I left this painting wondering ‘What is going on in this picture?’*

Other highlights were George W. Lambert’s radiant portrait of fellow artist Miss Thea Proctor (1903), resplendent in her blue gown and fetching hat.

George W. Lambert, Miss Thea Proctor (1903), 90 x 70 cm, oil on canvas.
George W. Lambert, Miss Thea Proctor (1903), 90 x 70 cm, oil on canvas.

They were so having an affair. Okay they probably weren’t, and George was seemingly happily married, but his relationship with Thea was ‘enigmatic’, she was ‘doggedly devoted’ to him, and they spent lots of time on the art scene together. Also, let me present Exhibit A (a charcoal portrait George did of Thea):


I don’t think you labour over a drawing like this, capturing your art pal’s exquisite likeness, without some underlying feelings, do you? Go George.

I enjoyed some of the works in the European prints and drawing exhibition as well; I wasn’t really in the mood for prints for some reason but I did find some old favourites of mine I had looked at many times but never seen in the flesh. Seeing Peter Behren’s The Kiss was a lovely surprise. Years ago I loved this image so much I did a copy of it in coloured pencil.

Peter Behrens, The Kiss (1898), 27 x 21 cm, coloured woodcut.
Peter Behrens, The Kiss (1898), 27 x 21 cm, coloured woodcut.

And I spent ages looking at Edgar Degas’ drawing After the Bath – it’s so raw and lively, and the linework is quite rough at times yet it works, gives it movement and keeps it alive.

Edgar Degas, After the Bath (c. 1900), 74 x 60 cm, charcoal on tracing paper mounted on board.

Reminds me yet again that a drawing doesn’t have to be polished, perfect; it can be completely free, rough and gestural, yet still be finished and beautiful.

I emerged from the gallery after 4 pm, the day just about done. I was chock-full of ideas for holing up somewhere in the city or inner west sometime soon to do sketches on the go of places around me, trying to capture that freshness you can’t get from a photo. Time to get back to experimenting with cloud paintings too; there’s that lightness and depth – that cloudness – I haven’t nailed yet.

And I’ll be back to the galleries soon no doubt, to revisit my favourites . . . and finally see the pop art show.
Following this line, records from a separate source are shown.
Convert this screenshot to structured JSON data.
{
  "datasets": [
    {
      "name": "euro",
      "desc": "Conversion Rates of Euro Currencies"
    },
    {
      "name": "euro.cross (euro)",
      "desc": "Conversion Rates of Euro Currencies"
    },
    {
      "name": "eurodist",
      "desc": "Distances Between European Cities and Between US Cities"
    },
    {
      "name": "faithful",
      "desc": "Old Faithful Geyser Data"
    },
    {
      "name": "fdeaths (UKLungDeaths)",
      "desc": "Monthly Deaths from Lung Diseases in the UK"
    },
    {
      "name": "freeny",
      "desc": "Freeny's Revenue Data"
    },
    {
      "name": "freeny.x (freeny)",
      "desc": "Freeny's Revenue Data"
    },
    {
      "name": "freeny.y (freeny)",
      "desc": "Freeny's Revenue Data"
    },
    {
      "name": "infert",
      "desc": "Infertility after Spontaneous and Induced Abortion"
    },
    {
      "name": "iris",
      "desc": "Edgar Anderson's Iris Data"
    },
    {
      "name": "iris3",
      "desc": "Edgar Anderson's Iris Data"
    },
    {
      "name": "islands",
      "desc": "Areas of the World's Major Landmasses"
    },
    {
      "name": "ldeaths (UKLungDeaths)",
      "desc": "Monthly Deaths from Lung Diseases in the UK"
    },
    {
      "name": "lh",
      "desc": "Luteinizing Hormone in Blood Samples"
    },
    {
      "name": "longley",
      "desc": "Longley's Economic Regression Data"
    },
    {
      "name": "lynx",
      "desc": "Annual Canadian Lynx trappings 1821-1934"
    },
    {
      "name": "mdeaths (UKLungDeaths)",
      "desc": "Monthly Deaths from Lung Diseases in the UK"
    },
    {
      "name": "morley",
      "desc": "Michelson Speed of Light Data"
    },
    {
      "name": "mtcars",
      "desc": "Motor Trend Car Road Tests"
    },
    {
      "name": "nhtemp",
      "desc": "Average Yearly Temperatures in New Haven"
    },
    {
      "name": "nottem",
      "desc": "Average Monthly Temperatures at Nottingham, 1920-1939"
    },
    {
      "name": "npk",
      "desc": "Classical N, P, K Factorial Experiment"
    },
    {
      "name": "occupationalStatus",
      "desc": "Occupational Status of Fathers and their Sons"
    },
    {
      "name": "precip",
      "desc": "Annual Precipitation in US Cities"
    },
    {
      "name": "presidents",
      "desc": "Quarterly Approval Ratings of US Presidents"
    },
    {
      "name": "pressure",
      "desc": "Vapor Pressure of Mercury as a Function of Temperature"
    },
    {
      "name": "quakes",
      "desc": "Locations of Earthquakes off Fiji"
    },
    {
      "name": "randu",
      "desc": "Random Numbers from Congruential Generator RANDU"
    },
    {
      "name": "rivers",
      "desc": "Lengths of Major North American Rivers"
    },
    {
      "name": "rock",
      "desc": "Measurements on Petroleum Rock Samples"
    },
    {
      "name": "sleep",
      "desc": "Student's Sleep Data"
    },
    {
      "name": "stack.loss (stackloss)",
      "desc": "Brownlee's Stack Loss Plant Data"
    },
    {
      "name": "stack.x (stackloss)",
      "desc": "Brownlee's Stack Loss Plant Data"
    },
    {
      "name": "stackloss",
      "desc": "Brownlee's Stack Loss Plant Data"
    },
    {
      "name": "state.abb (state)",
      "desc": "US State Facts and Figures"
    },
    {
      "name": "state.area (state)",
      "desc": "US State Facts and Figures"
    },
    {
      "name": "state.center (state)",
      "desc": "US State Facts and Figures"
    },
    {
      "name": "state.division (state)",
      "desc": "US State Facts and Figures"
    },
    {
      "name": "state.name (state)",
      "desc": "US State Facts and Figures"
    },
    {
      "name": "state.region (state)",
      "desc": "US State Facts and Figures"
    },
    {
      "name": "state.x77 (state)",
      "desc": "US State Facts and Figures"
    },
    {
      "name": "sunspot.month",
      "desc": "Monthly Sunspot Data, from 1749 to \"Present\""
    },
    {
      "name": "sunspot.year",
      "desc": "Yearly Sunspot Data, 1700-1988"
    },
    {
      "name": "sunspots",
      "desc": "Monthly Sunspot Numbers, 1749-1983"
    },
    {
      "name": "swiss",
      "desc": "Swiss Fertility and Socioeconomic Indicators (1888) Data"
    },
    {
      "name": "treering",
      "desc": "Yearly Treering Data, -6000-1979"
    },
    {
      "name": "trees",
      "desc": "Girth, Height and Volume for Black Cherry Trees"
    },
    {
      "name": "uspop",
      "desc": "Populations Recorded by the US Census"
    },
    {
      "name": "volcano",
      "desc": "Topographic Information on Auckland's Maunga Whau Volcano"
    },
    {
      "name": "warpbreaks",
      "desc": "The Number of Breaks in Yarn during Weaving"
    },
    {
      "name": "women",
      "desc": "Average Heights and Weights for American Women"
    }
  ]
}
*Just read something about Sydney Long being briefly engaged to Thea Proctor in 1898. Hello! A year before he completed this painting? Wonder if that’s what it’s about…